During individual sessions, the therapist and adolescent work on important developmental tasks, such as developing decisionmaking, negotiation, and problem-solving skills. Teenagers acquire skills in communicating their thoughts and feelings to deal better with life stressors, and vocational skills. Parallel sessions are held with family members. Parents examine their particular parenting style, learning to distinguish influence from control and to have a positive and developmentally appropriate influence on their child.

Share |

 
rehab drug treatment addiction rehabilitation
drug treatment rehab alcohol addiction rehabilitation  The following articles contain useful information about drug addiction.
addiction treatment program

What is Amphetamine Addiction?

Viewed in some circles as the less-threatening "little brother" of the dangerous and highly addictive crystal meth, amphetamine remains a significant threat to the adolescents and adults who use the drug in misguided attempts to fight off fatigue, enhance concentration, or gain a competitive edge in an athletic event.
 

 

addiction drug treatment rehab centersrehabilitation drug addiction alcohol rehabdrug treatment rehab alcohol addiction rehabilitationaddiction drug treatment rehab centersrehabilitation addiction rehab drug treatment centers

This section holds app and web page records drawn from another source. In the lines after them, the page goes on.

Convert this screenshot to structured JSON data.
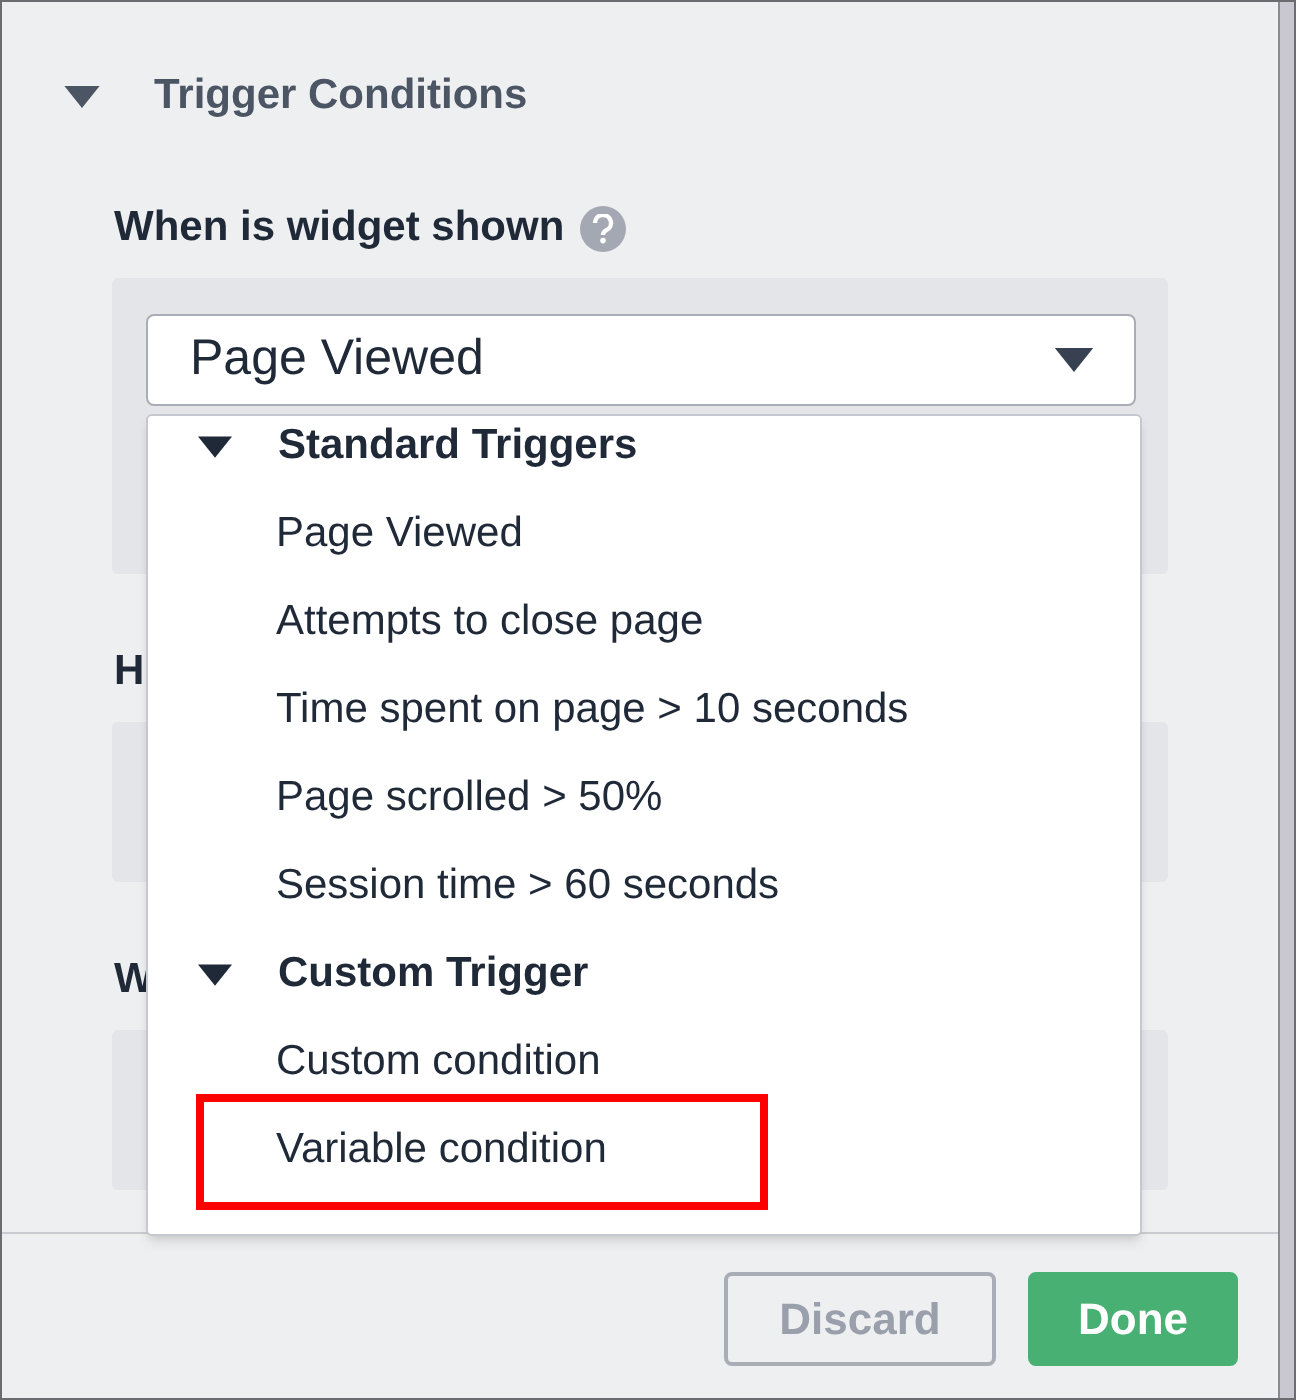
{
  "section": {
    "title": "Trigger Conditions",
    "expanded": true
  },
  "fields": [
    {
      "label": "When is widget shown",
      "help": true
    },
    {
      "label": "H",
      "help": false
    },
    {
      "label": "W",
      "help": false
    }
  ],
  "select": {
    "value": "Page Viewed"
  },
  "dropdown": {
    "groups": [
      {
        "title": "Standard Triggers",
        "expanded": true,
        "items": [
          {
            "label": "Page Viewed",
            "highlighted": false
          },
          {
            "label": "Attempts to close page",
            "highlighted": false
          },
          {
            "label": "Time spent on page > 10 seconds",
            "highlighted": false
          },
          {
            "label": "Page scrolled > 50%",
            "highlighted": false
          },
          {
            "label": "Session time > 60 seconds",
            "highlighted": false
          }
        ]
      },
      {
        "title": "Custom Trigger",
        "expanded": true,
        "items": [
          {
            "label": "Custom condition",
            "highlighted": false
          },
          {
            "label": "Variable condition",
            "highlighted": true
          }
        ]
      }
    ]
  },
  "buttons": [
    {
      "label": "Discard",
      "kind": "secondary"
    },
    {
      "label": "Done",
      "kind": "primary"
    }
  ]
}
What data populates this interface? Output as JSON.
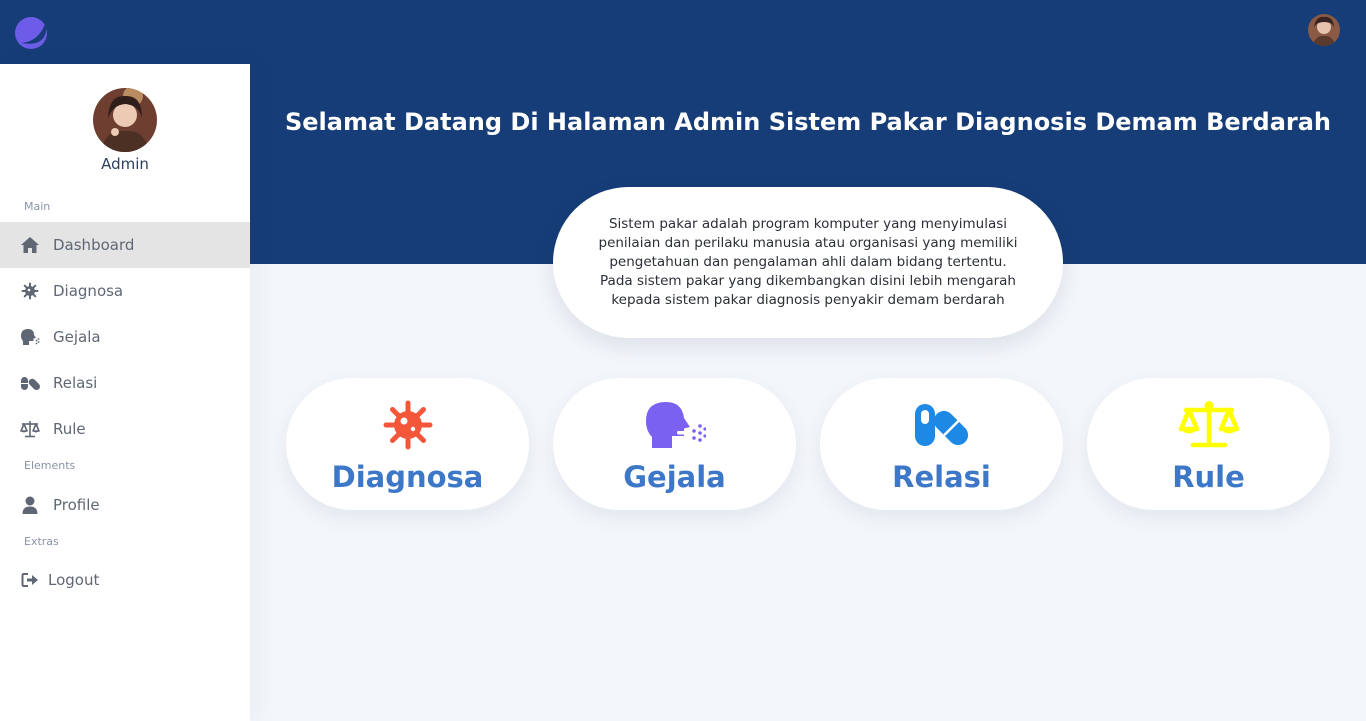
{
  "brand": {
    "logo_icon": "crescent-logo-icon",
    "accent": "#6c5ce7"
  },
  "topbar": {
    "avatar_icon": "user-avatar-photo"
  },
  "sidebar": {
    "profile": {
      "name": "Admin"
    },
    "sections": {
      "main": "Main",
      "elements": "Elements",
      "extras": "Extras"
    },
    "items": [
      {
        "label": "Dashboard",
        "icon": "home-icon",
        "active": true
      },
      {
        "label": "Diagnosa",
        "icon": "virus-icon"
      },
      {
        "label": "Gejala",
        "icon": "head-side-cough-icon"
      },
      {
        "label": "Relasi",
        "icon": "pills-icon"
      },
      {
        "label": "Rule",
        "icon": "balance-scale-icon"
      },
      {
        "label": "Profile",
        "icon": "user-icon"
      },
      {
        "label": "Logout",
        "icon": "sign-out-icon"
      }
    ]
  },
  "hero": {
    "title": "Selamat Datang Di Halaman Admin Sistem Pakar Diagnosis Demam Berdarah",
    "info_lines": [
      "Sistem pakar adalah program komputer yang menyimulasi",
      "penilaian dan perilaku manusia atau organisasi yang memiliki",
      "pengetahuan dan pengalaman ahli dalam bidang tertentu.",
      "Pada sistem pakar yang dikembangkan disini lebih mengarah",
      "kepada sistem pakar diagnosis penyakir demam berdarah"
    ]
  },
  "tiles": [
    {
      "label": "Diagnosa",
      "icon": "virus-icon",
      "color": "#f4563a"
    },
    {
      "label": "Gejala",
      "icon": "head-side-cough-icon",
      "color": "#7b61f0"
    },
    {
      "label": "Relasi",
      "icon": "pills-icon",
      "color": "#1e88e5"
    },
    {
      "label": "Rule",
      "icon": "balance-scale-icon",
      "color": "#ffff00"
    }
  ],
  "colors": {
    "header_bg": "#163d77",
    "tile_text": "#3d77c7",
    "page_bg": "#f3f6fa"
  }
}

drug addiction divider
rehabilitation addiction rehab drug treatment centers
· alcoholism  · stimulants  · heroin addiction  · methamphetamines
cocaine addiction  · marijuana addiction  · prescription drugs  · hallucinogens
drunk driving  · dual diagnosis  · oxycontin ®  · drugs and denial  · ecstasy
truths about cocaine  · opioids  · what is lsd  · drugs at work
what is alcoholism  · rehab programs  · cns depressants  · site map
 
rehabilitation drug addiction alcohol rehab
addiction drug treatment rehab centers Home    |    Get Help Now!    |    About Rehabs    |    About Us    |    Resources drug treatment rehab alcohol addiction rehabilitation rehab drug treatment addiction rehabilitation
rehabilitation addiction rehab drug treatment centers addiction drug treatment rehab centers
rehabilitation drug addiction alcohol rehab
Sitemap    |    Contact Copyright ©2002-2015 Drug Addiction Terms & Conditions
addiction drug treatment rehab centers rehab drug treatment addiction rehabilitation

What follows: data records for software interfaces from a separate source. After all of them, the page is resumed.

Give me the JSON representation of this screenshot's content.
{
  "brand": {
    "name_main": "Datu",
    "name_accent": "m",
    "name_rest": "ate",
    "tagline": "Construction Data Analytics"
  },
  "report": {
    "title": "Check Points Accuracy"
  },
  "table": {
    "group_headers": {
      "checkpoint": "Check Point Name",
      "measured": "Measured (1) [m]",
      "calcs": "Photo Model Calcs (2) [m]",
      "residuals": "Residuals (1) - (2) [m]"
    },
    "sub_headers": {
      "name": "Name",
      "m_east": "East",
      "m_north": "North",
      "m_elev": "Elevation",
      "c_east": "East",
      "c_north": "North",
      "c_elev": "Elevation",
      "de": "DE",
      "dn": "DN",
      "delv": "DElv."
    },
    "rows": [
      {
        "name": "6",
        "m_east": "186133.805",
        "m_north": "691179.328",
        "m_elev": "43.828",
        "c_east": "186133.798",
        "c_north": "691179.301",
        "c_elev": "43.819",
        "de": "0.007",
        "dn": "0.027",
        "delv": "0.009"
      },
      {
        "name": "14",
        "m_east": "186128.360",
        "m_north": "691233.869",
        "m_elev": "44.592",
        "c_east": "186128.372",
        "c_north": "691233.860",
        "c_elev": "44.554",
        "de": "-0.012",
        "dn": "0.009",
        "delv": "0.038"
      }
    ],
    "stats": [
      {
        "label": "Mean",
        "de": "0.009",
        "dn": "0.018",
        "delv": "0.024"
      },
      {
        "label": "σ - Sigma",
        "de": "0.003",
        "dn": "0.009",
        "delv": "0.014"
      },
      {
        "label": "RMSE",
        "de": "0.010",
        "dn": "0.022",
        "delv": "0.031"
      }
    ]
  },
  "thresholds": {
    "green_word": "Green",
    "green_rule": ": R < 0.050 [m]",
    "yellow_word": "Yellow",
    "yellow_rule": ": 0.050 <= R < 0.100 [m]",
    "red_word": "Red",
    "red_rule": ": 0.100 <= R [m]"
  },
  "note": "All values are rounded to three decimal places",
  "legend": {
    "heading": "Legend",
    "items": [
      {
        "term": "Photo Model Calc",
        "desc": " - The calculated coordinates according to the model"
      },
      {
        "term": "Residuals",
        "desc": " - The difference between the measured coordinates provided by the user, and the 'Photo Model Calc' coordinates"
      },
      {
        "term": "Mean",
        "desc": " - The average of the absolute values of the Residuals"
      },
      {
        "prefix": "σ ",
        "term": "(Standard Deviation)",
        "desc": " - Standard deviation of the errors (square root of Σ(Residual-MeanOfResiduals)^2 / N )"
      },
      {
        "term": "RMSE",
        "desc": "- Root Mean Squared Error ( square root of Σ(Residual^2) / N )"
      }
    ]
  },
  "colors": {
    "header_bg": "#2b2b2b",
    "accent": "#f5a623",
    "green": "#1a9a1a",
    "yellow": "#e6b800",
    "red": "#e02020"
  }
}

Nothing contained on the Drug Addiction Treatment Center web site is intended to be used for medical diagnosis or treatment or as a substitute for consultation with a qualified health care professional. Drug Addiction Treatment Center contains advertisements and links to third party websites. Drug Addiction Treatment Center does not make any representation, warranty, or endorsement of any product or service or the content or accuracy of any materials contained in, or linked to, any advertisement or link on the Site
drug  addiction treatment  program